• **WHAT NEEDS TO BE DONE**
In your copy of the data below, reproduce every entry exactly and omit the pictures.

Start of RECORDED INFORMATION

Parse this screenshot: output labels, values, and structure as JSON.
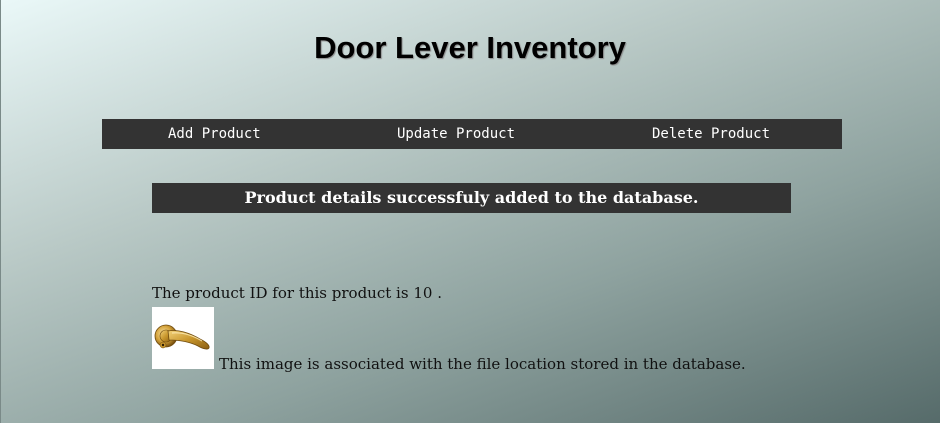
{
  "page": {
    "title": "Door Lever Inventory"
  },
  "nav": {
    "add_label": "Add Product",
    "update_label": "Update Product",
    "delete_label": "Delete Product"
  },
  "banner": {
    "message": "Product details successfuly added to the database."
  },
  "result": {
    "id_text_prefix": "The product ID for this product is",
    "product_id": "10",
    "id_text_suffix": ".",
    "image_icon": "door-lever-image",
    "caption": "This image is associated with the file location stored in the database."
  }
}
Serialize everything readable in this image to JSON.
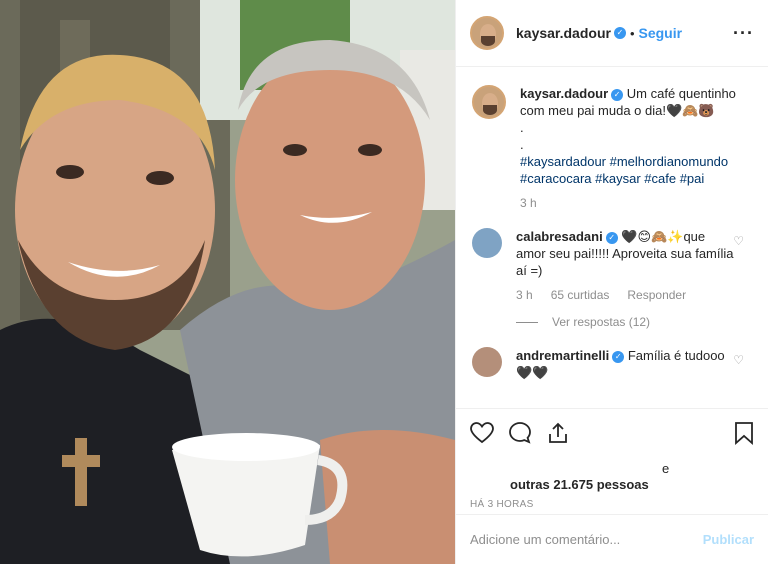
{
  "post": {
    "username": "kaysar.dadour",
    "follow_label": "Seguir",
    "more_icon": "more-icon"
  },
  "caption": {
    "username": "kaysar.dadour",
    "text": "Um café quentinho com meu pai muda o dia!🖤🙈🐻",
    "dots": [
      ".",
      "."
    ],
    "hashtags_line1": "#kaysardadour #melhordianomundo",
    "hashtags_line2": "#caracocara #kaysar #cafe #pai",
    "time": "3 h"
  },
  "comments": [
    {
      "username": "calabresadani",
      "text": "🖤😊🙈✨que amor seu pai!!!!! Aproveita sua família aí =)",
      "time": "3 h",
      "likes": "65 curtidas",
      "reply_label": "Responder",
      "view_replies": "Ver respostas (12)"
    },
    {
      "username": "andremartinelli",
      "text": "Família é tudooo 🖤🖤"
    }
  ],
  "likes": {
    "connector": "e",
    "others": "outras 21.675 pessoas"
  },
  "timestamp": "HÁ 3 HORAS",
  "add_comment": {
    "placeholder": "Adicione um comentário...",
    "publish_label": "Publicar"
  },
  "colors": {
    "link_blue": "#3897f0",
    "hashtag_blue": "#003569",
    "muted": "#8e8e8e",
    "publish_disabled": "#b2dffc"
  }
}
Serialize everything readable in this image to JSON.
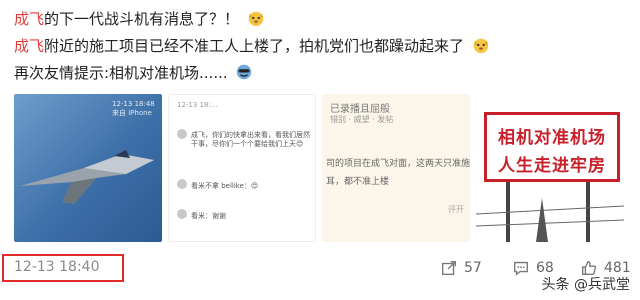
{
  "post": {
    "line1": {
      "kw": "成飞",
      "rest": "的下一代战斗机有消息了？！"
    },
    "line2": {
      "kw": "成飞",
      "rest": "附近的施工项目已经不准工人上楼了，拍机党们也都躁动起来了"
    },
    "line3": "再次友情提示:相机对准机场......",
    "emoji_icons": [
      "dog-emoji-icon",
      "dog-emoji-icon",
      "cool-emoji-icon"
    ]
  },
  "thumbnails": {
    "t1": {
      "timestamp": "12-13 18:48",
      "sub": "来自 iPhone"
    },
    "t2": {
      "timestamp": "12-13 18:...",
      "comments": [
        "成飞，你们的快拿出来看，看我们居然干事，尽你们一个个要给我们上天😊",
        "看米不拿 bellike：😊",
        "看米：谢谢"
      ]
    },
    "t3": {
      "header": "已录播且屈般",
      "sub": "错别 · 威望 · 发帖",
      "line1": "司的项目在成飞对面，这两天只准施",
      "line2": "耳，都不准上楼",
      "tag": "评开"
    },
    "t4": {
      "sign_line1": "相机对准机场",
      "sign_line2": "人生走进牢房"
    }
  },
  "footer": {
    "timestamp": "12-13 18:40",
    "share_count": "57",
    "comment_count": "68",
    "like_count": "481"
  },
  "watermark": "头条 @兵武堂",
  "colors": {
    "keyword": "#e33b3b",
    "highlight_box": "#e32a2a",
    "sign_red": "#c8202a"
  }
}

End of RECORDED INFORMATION

• **ANSWER TO THIS EXERCISE**
Parse this screenshot: output labels, values, and structure as JSON.
{
  "page": {
    "title": "Door Lever Inventory"
  },
  "nav": {
    "add_label": "Add Product",
    "update_label": "Update Product",
    "delete_label": "Delete Product"
  },
  "banner": {
    "message": "Product details successfuly added to the database."
  },
  "result": {
    "id_text_prefix": "The product ID for this product is",
    "product_id": "10",
    "id_text_suffix": ".",
    "image_icon": "door-lever-image",
    "caption": "This image is associated with the file location stored in the database."
  }
}
Serialize everything readable in this image to JSON.
{
  "post": {
    "username": "kaysar.dadour",
    "follow_label": "Seguir",
    "more_icon": "more-icon"
  },
  "caption": {
    "username": "kaysar.dadour",
    "text": "Um café quentinho com meu pai muda o dia!🖤🙈🐻",
    "dots": [
      ".",
      "."
    ],
    "hashtags_line1": "#kaysardadour #melhordianomundo",
    "hashtags_line2": "#caracocara #kaysar #cafe #pai",
    "time": "3 h"
  },
  "comments": [
    {
      "username": "calabresadani",
      "text": "🖤😊🙈✨que amor seu pai!!!!! Aproveita sua família aí =)",
      "time": "3 h",
      "likes": "65 curtidas",
      "reply_label": "Responder",
      "view_replies": "Ver respostas (12)"
    },
    {
      "username": "andremartinelli",
      "text": "Família é tudooo 🖤🖤"
    }
  ],
  "likes": {
    "connector": "e",
    "others": "outras 21.675 pessoas"
  },
  "timestamp": "HÁ 3 HORAS",
  "add_comment": {
    "placeholder": "Adicione um comentário...",
    "publish_label": "Publicar"
  },
  "colors": {
    "link_blue": "#3897f0",
    "hashtag_blue": "#003569",
    "muted": "#8e8e8e",
    "publish_disabled": "#b2dffc"
  }
}
Serialize everything readable in this image to JSON.
{
  "post": {
    "line1": {
      "kw": "成飞",
      "rest": "的下一代战斗机有消息了？！"
    },
    "line2": {
      "kw": "成飞",
      "rest": "附近的施工项目已经不准工人上楼了，拍机党们也都躁动起来了"
    },
    "line3": "再次友情提示:相机对准机场......",
    "emoji_icons": [
      "dog-emoji-icon",
      "dog-emoji-icon",
      "cool-emoji-icon"
    ]
  },
  "thumbnails": {
    "t1": {
      "timestamp": "12-13 18:48",
      "sub": "来自 iPhone"
    },
    "t2": {
      "timestamp": "12-13 18:...",
      "comments": [
        "成飞，你们的快拿出来看，看我们居然干事，尽你们一个个要给我们上天😊",
        "看米不拿 bellike：😊",
        "看米：谢谢"
      ]
    },
    "t3": {
      "header": "已录播且屈般",
      "sub": "错别 · 威望 · 发帖",
      "line1": "司的项目在成飞对面，这两天只准施",
      "line2": "耳，都不准上楼",
      "tag": "评开"
    },
    "t4": {
      "sign_line1": "相机对准机场",
      "sign_line2": "人生走进牢房"
    }
  },
  "footer": {
    "timestamp": "12-13 18:40",
    "share_count": "57",
    "comment_count": "68",
    "like_count": "481"
  },
  "watermark": "头条 @兵武堂",
  "colors": {
    "keyword": "#e33b3b",
    "highlight_box": "#e32a2a",
    "sign_red": "#c8202a"
  }
}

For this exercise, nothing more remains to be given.